Cutting-edge technology and brand-new facilities do not a Level 1 trauma center make. But they can bring a great deal of efficiency to the process of delivering sensational, compassionate care to patients and loved ones living out their worst nightmares.
Zuckerberg San Francisco General opened the doors of its new, nine-story, seismically safe building in 2016. Trauma surgeon Dr. Peggy Knudson and surgical nurse Ana Claudia Pereira have served the most seriously injured patients of San Francisco and northern San Mateo County for 28 and 10 years, respectively, from the hospital’s emergency department. They agree that the new facility has made a world of difference to their work caring for some of the region’s most vulnerable patients.
Dr. Knudson says that this was never more evident than when the trauma team first encountered young Zachery Vines last September, five months after the new facility opened. Once the surgeon made the instant decision to operate on Zachery, he was taken to the major trauma operating room, which is kept empty, equipped, and always ready for use as needed for major trauma patients.
Everything necessary to giving that patient excellent care is in extreme proximity, however. “Our interventional radiology suite is now situated right next door to our major trauma operating room. That allowed us to wheel Zachery in one door and out the other while still under anesthesia and with the entire operating team in attendance. In essence, it is now an extension of the operating room,” Dr. Knudson says. “When surgery was finished, I headed right out of the other side of the trauma room to the surgical waiting room where his parents were waiting to learn his condition.”
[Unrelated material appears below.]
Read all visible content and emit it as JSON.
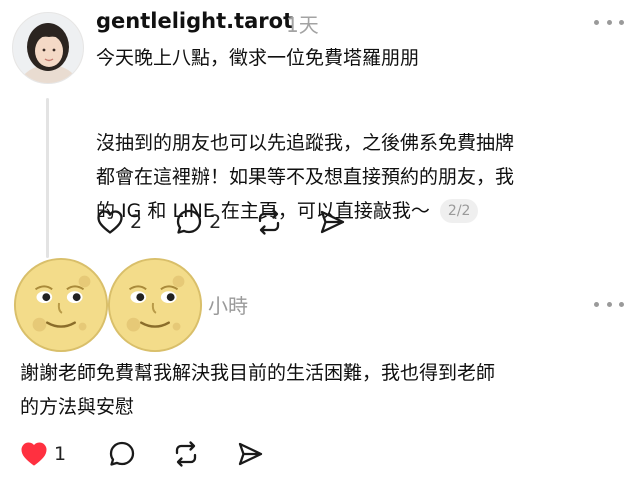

The new emergency department features imaging equipment in every trauma room and identical room layouts to reduce medical errors. It has tripled in size and doubled in capacity. The new facility has three more trauma rooms and 32 additional beds, up from 58 to 116.
ZSFG is Gold LEED-certified (the first trauma center in California) for green-design elements such as the recycled materials used in its construction, water- and energy-conservation features, expanded bicycle parking, and a rooftop garden. The new hospital’s wide, rounded hallways make it easier to navigate hallways with large equipment. Rooms are 90 percent private, allowing patients to recover in solitude.
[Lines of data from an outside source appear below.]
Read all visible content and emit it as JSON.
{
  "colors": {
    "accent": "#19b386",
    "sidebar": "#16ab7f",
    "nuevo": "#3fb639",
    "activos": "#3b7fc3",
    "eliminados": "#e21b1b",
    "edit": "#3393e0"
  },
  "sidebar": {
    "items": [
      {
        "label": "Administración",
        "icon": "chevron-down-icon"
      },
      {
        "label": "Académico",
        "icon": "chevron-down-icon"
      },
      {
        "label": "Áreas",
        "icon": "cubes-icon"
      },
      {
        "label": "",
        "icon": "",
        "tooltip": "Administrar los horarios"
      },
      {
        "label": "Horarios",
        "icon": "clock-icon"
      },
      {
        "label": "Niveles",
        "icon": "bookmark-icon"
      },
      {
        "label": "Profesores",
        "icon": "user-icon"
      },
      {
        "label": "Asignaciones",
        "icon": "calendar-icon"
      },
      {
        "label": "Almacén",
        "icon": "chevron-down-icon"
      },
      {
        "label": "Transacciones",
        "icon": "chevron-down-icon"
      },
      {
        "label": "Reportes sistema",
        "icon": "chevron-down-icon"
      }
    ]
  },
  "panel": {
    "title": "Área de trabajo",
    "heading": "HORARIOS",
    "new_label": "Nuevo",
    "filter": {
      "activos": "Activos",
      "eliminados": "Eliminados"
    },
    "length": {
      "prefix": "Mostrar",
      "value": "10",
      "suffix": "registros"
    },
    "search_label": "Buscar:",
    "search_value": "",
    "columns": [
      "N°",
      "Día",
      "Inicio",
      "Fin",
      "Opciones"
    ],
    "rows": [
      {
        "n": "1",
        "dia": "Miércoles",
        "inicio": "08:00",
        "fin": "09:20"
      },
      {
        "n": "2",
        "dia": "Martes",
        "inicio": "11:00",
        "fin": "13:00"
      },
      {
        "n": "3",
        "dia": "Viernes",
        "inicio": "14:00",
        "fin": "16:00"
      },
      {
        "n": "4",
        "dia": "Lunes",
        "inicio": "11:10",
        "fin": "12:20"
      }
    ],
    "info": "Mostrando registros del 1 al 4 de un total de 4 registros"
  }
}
Pereira finds it comforting even to walk into the entry area of the new facility. “Entering the trauma center is now so calm and peaceful. These public areas feel more isolated and quiet than before,” she says.
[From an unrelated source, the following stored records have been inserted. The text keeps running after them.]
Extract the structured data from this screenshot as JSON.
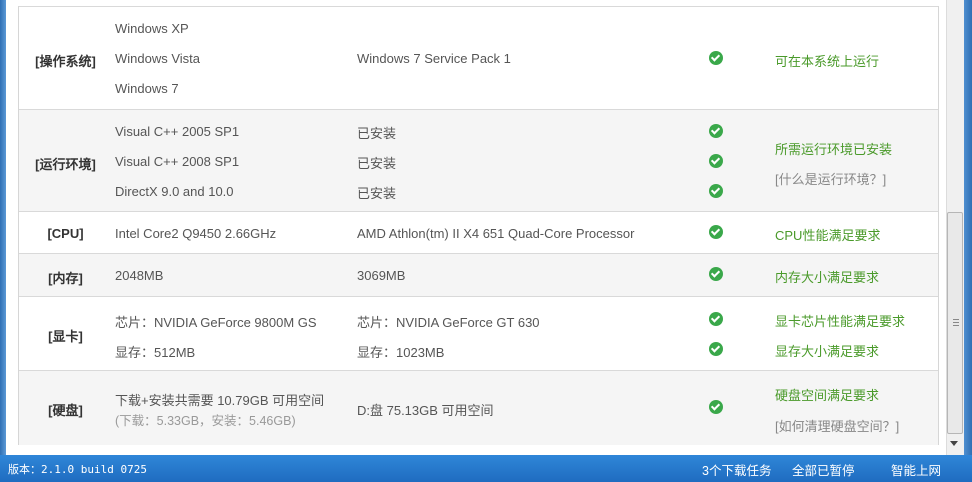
{
  "sections": {
    "os": {
      "category": "[操作系统]",
      "required": [
        "Windows XP",
        "Windows Vista",
        "Windows 7"
      ],
      "current": "Windows 7 Service Pack 1",
      "result": "可在本系统上运行"
    },
    "runtime": {
      "category": "[运行环境]",
      "items": [
        {
          "required": "Visual C++ 2005 SP1",
          "current": "已安装"
        },
        {
          "required": "Visual C++ 2008 SP1",
          "current": "已安装"
        },
        {
          "required": "DirectX 9.0 and 10.0",
          "current": "已安装"
        }
      ],
      "result": "所需运行环境已安装",
      "help_link": "[什么是运行环境？]"
    },
    "cpu": {
      "category": "[CPU]",
      "required": "Intel Core2 Q9450 2.66GHz",
      "current": "AMD Athlon(tm) II X4 651 Quad-Core Processor",
      "result": "CPU性能满足要求"
    },
    "memory": {
      "category": "[内存]",
      "required": "2048MB",
      "current": "3069MB",
      "result": "内存大小满足要求"
    },
    "gpu": {
      "category": "[显卡]",
      "chip_required": "芯片：NVIDIA GeForce 9800M GS",
      "chip_current": "芯片：NVIDIA GeForce GT 630",
      "chip_result": "显卡芯片性能满足要求",
      "vram_required": "显存：512MB",
      "vram_current": "显存：1023MB",
      "vram_result": "显存大小满足要求"
    },
    "disk": {
      "category": "[硬盘]",
      "required": "下载+安装共需要  10.79GB 可用空间",
      "required_detail": "(下载：5.33GB，安装：5.46GB)",
      "current": "D:盘  75.13GB 可用空间",
      "result": "硬盘空间满足要求",
      "help_link": "[如何清理硬盘空间？]"
    }
  },
  "status_bar": {
    "version": "版本：2.1.0 build 0725",
    "downloads": "3个下载任务",
    "pause_all": "全部已暂停",
    "network": "智能上网"
  },
  "colors": {
    "ok": "#3aa84a",
    "result_text": "#4a9a2a",
    "status_bar": "#2f86d8"
  }
}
Zachery Vines’ mother Kristin says a comfortable space helped make a difference when she faced the unimaginable prospect of losing her young son. During the month Zachery stayed in the hospital, so did Kristin. “I would not, could not leave the hospital,” Vines says. “Zachery’s patient room was large enough that I could stay there comfortably, right there with him in his room.”
Kristin and Jason were thankful their son could recover in a quiet, private space and benefit from the newest technology and advances in trauma patient care. All this gave them confidence he was receiving the absolute best care possible.
Confidence is what Kristin Vines says parents of children who’ve had traumatic injuries need most. “If someone whose child was a new victim of a traumatic injury were to ask me for advice, I’d say: All you need to have is confidence that you are in the right care.
At ZSFG, I never doubted for a second that Zachery was getting the best care possible. You hear people questioning health care and hospitals, or wondering about second opinions,” says Vines. “During the month my son spent at ZSFG, I always had confidence in his physician and every other person there.”